“If the atoms instantly reform, how does that change anything,” the General asked.
“The damage is total and systemic, the atoms don’t just go back exactly as they were. You know the saying, you can’t unscramble an egg,” the salesman said, happy to have a question he could handle.
“Well that just leaves one question,” the General stated, “If nothing stops this thing for twenty metres, how in all that is holy do you think a space marine can use it?”
The salesman looked perplexed, “They’re quite simple, you quite literally just point and shoot.”
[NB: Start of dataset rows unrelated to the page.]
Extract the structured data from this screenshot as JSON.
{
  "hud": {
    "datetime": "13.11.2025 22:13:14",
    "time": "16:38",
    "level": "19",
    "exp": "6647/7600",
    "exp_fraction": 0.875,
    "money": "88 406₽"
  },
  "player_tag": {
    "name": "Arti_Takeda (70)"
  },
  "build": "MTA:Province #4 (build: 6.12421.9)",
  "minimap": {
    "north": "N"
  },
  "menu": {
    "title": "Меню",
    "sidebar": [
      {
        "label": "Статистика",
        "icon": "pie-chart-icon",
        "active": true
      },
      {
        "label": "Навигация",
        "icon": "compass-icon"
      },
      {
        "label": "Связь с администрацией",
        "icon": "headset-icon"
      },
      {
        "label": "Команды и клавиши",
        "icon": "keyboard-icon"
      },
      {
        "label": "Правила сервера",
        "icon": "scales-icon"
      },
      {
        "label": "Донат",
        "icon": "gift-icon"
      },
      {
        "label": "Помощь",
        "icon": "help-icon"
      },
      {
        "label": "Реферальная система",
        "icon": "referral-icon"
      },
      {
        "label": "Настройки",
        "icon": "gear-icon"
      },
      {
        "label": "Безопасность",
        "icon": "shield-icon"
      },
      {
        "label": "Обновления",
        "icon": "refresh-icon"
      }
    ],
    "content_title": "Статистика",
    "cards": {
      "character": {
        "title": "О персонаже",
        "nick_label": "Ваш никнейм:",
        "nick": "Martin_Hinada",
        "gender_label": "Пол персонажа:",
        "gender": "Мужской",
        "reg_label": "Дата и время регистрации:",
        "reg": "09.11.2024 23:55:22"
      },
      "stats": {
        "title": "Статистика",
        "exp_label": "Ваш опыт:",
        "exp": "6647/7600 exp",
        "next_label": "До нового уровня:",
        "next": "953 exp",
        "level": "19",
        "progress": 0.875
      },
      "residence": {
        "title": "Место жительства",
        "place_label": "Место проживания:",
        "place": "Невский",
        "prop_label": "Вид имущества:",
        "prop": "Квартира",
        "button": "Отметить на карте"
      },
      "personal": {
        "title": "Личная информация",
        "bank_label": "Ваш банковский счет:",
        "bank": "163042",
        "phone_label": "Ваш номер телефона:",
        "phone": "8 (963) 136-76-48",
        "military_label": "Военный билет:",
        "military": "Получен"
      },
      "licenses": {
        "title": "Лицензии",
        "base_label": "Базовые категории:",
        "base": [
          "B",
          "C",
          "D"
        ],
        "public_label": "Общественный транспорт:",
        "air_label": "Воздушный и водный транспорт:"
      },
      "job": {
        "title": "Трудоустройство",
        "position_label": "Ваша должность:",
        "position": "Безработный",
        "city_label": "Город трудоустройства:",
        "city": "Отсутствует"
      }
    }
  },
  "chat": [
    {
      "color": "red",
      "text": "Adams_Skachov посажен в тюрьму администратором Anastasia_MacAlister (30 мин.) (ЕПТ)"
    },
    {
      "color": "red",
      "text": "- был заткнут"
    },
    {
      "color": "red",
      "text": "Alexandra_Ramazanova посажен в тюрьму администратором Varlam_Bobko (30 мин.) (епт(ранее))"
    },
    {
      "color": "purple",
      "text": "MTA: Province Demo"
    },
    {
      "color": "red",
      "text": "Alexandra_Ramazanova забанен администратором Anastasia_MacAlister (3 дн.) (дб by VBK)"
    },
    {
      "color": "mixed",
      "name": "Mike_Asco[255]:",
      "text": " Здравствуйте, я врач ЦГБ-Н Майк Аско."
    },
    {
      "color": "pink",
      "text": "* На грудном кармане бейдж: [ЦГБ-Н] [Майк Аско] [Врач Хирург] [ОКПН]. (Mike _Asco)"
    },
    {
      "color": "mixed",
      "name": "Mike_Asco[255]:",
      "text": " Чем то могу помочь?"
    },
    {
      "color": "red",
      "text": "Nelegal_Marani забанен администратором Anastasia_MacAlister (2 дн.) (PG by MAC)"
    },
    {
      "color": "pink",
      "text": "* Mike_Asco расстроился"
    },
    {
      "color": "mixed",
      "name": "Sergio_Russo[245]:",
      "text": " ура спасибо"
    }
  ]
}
“At least twenty percent of combat operations occur in space, that’s usually where the bad guys operate, not to mention the risk to hostages, and by standers, but most ships are barely twenty metres wide. You fire that and you’ll space everyone. And while I’m sure it’ll probably has a one hundred percent kill rate, a trooper would be better off with grenades.”
The salesman was speechless, not sure how to turn the pitch around, it had very suddenly gone away from him. The techs at R&D had assured him few would grasp the complexities of a weapon like this, they didn’t mention the simplicities.
“We have an order from your government already,” the salesman said, “Your sign off is a courtesy. I doubt you’ll be popular, a lot of jobs rely on this project, and the fees for cancelling will be astronomical.”
“Politics interests me so very little,” the General noted, “However since all you really have is a letter of interest I’m sure my government will be fine. They’d have more than a few political problems with a score of several spaced Marines, don’t you think. And since you’ve just been bragging about grants for fake research goals, I’m sure your in a position to weather the financial impacts, unless the government were to put a stop to them. Good day.” The General immediately walked away, heading back to his shuttle that would bring him back to his ship.
With that, the weapon salesman’s hopes for a multi million commission were dashed, worst still he would have to explain to his bosses the failure of a project he hadn’t even been involved with.